September 25, 2013
Is It or Isn't It?
left image by John Herschel (no email address) and right image by Gari Arrillaga, Tarragona, Spain
Peter Abrahams alerted me to a historical photograph that purports to be one of the earliest of the Moon. This image from the J. Paul Getty Museum website has a pencil-written description that says, Photograph of the Moon. Calotype made by Sir John Herschel 1842. One of the earliest photographs on. It seems that there was an additional line to this description that is no longer there. Wikipedia says that this is a photo of Copernicus and it does have the look of a large complex crater with terraces, flat floor and central peaks. In fact, the two small craters to the left could be meant to be Fauth and Fauth A, and the largish crater to the right may represent Gay-Lussac A. My choice of words indicates that I don't think this is an actual photograph of the Moon. This is not one of the well-known Nasmyth and Carpenter lunar models (which were made 25 or more years after 1842), but it is clearly a model of the Moon, for no lunar photo of this scale and clarity was obtained until perhaps 100-125 years later. It is indeed an ancient photograph of a model and I find it interesting that when photography was in its infancy someone (presumably Sir John Herschel who was both a photography pioneer and an astronomer) bothered to take a picture of a model of a lunar crater. I would like to know who made the model (was it Sir John?); perhaps an LPOD reader knows.
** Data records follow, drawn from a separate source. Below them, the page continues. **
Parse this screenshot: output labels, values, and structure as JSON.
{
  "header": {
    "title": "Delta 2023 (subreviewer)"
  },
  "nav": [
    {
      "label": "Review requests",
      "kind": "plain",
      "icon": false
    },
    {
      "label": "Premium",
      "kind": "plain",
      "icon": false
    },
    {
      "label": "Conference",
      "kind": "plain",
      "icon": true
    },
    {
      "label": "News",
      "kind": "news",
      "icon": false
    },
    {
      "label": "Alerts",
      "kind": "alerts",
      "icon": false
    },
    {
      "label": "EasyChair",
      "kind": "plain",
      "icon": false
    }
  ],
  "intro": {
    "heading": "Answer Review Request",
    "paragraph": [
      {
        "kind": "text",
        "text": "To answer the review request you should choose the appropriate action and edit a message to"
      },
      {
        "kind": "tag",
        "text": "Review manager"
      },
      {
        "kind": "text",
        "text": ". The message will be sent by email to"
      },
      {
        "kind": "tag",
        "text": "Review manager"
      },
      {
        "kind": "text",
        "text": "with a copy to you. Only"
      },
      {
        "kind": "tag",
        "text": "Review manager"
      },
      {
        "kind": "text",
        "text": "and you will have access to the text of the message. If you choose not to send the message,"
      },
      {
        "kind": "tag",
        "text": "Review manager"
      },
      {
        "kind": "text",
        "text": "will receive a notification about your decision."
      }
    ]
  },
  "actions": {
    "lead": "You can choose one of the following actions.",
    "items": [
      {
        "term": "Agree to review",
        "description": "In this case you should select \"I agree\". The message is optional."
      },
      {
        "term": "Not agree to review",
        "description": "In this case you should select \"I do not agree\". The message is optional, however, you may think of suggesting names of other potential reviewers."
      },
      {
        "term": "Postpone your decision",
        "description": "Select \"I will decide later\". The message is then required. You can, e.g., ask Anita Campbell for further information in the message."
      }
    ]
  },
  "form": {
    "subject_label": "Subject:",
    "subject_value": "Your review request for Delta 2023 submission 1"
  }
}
07/30/13, 02:27 UT.
21st Century Atlas chart 22.
Yesterday's LPOD: Unified Moon Theory
Tomorrow's LPOD: Rilles And Basins